Continuing size reduction in semiconductor manufacturing, and a push toward atomic time and spatial resolution in the field of structural dynamics require, require the development of novel charged-particle sources and instruments. Electron microscopes have recently been combined with pulsed lasers to provide temporal resolution down to sub-ps scale. However, techniques such as radio-frequency cavities provide an alternative. RF fields can also be used to reduce the longitudinal bunch length of pulsed electron beams, such as used for ultrafast electron diffraction (UED). Here the central issue is to gain control over space-charge forces which tend to destroy the quality of the beam. This requires spatial and temporal shaping of the particle bunches from the moment of creation until delivery at the target. I will discuss recent results in which such control allowed single-shot diffraction patterns of crystalline atomic samples to be obtained as well as sub-ps temporal resolution. To extend this technique to biological samples, an electron source that allows for a larger transverse coherence length for a similar target area is being developed, based on trapped atoms. Measurements show that electron temperatures several orders of magnitude lower than for a photo-emission source can be achieved. At the same time, such a source provides unique ion beams with temperatures in the mK range and energy spread well below 1 eV. These may have applications in focused-ion beam instruments, where probesize limitations due to chromatic aberrations can be eliminated.
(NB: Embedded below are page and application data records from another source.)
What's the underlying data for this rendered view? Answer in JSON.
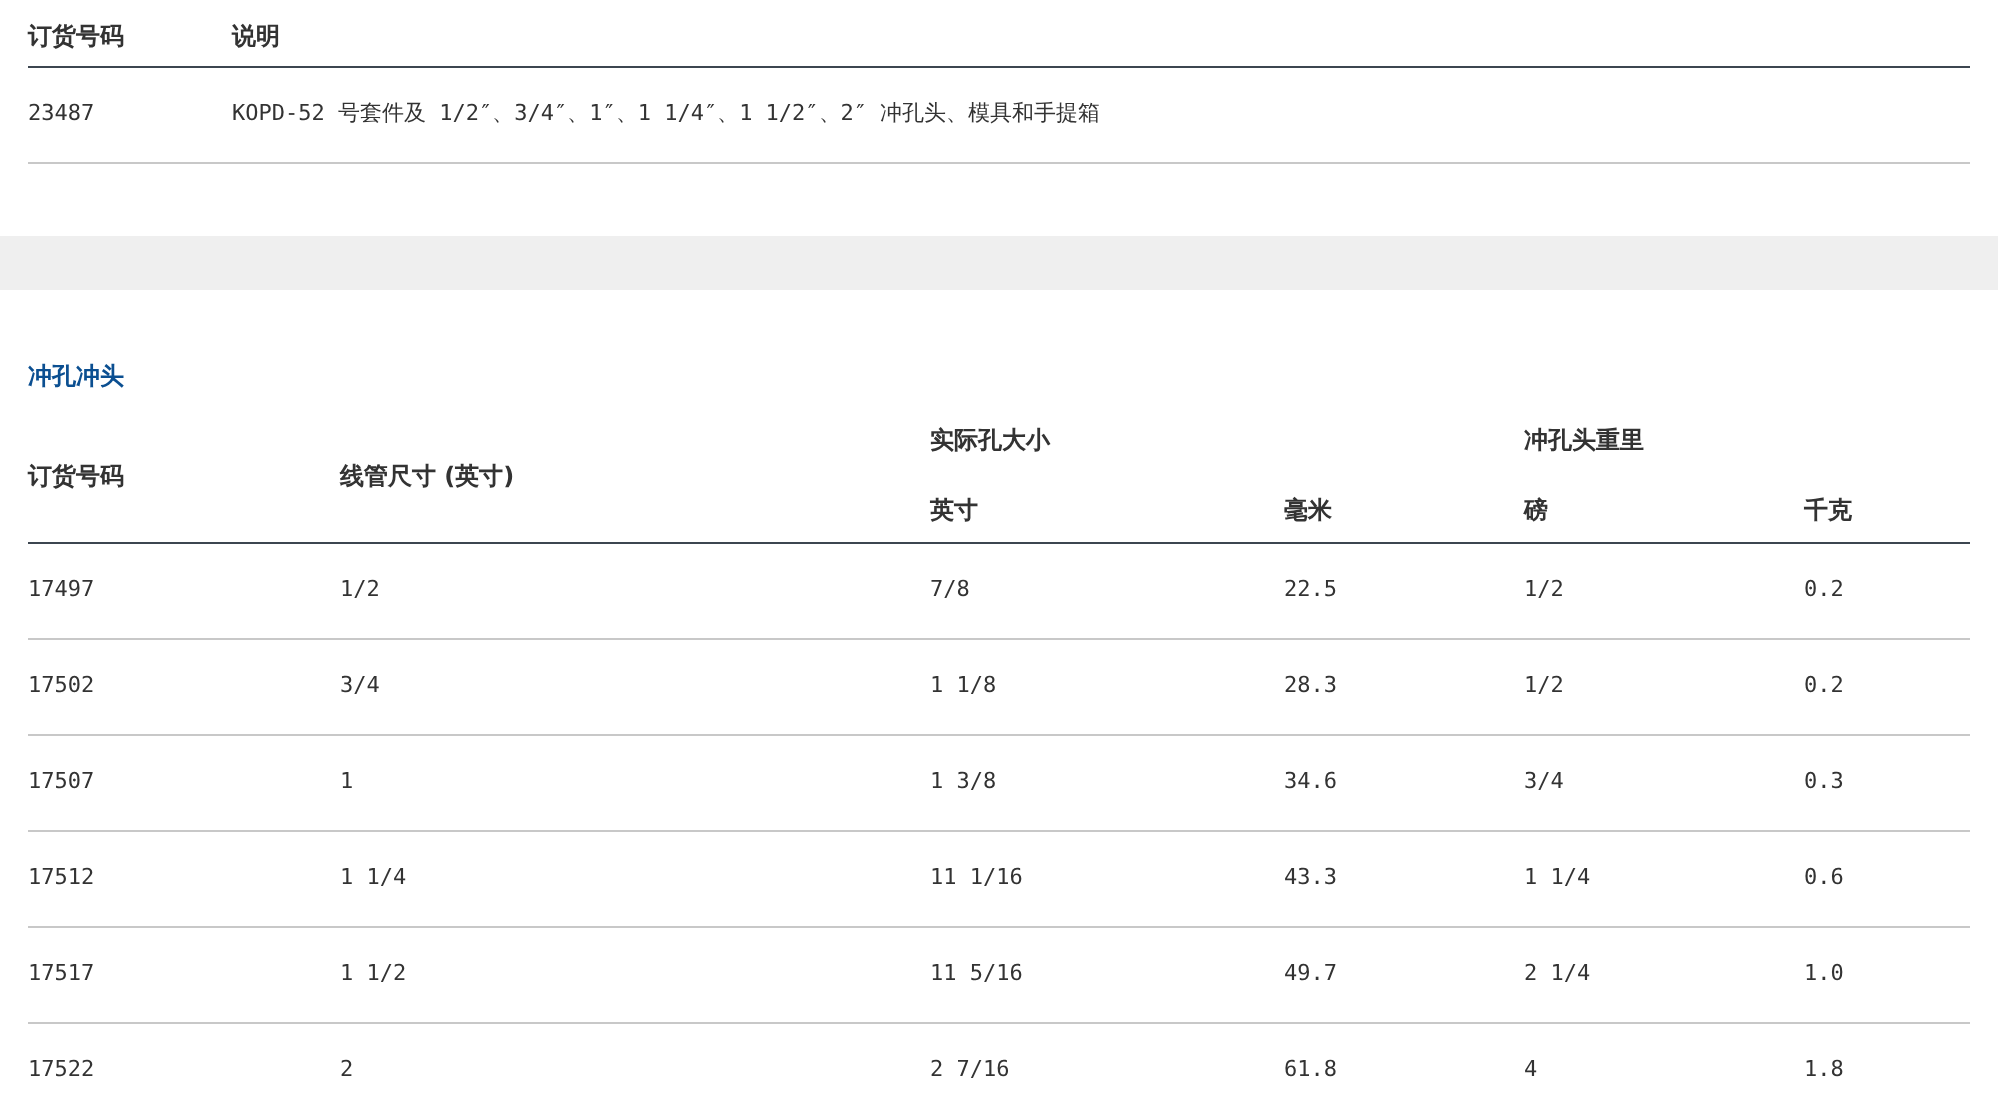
{
  "kit_table": {
    "columns": [
      "订货号码",
      "说明"
    ],
    "rows": [
      {
        "order_no": "23487",
        "description": "KOPD-52 号套件及 1/2″、3/4″、1″、1 1/4″、1 1/2″、2″ 冲孔头、模具和手提箱"
      }
    ]
  },
  "punch_section": {
    "title": "冲孔冲头",
    "columns": {
      "order_no": "订货号码",
      "conduit_size": "线管尺寸 (英寸)",
      "hole_size": "实际孔大小",
      "hole_in": "英寸",
      "hole_mm": "毫米",
      "weight": "冲孔头重里",
      "weight_lb": "磅",
      "weight_kg": "千克"
    },
    "rows": [
      [
        "17497",
        "1/2",
        "7/8",
        "22.5",
        "1/2",
        "0.2"
      ],
      [
        "17502",
        "3/4",
        "1 1/8",
        "28.3",
        "1/2",
        "0.2"
      ],
      [
        "17507",
        "1",
        "1 3/8",
        "34.6",
        "3/4",
        "0.3"
      ],
      [
        "17512",
        "1 1/4",
        "11 1/16",
        "43.3",
        "1 1/4",
        "0.6"
      ],
      [
        "17517",
        "1 1/2",
        "11 5/16",
        "49.7",
        "2 1/4",
        "1.0"
      ],
      [
        "17522",
        "2",
        "2 7/16",
        "61.8",
        "4",
        "1.8"
      ]
    ]
  }
}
|Title of host publication||Symposium Monochromatic ion and electron beams : new sources and applications, University Paris-Sud 11, Orsay, France, 10 February 2011|
|Place of Publication||S.l.|
|Publication status||Published - 2011|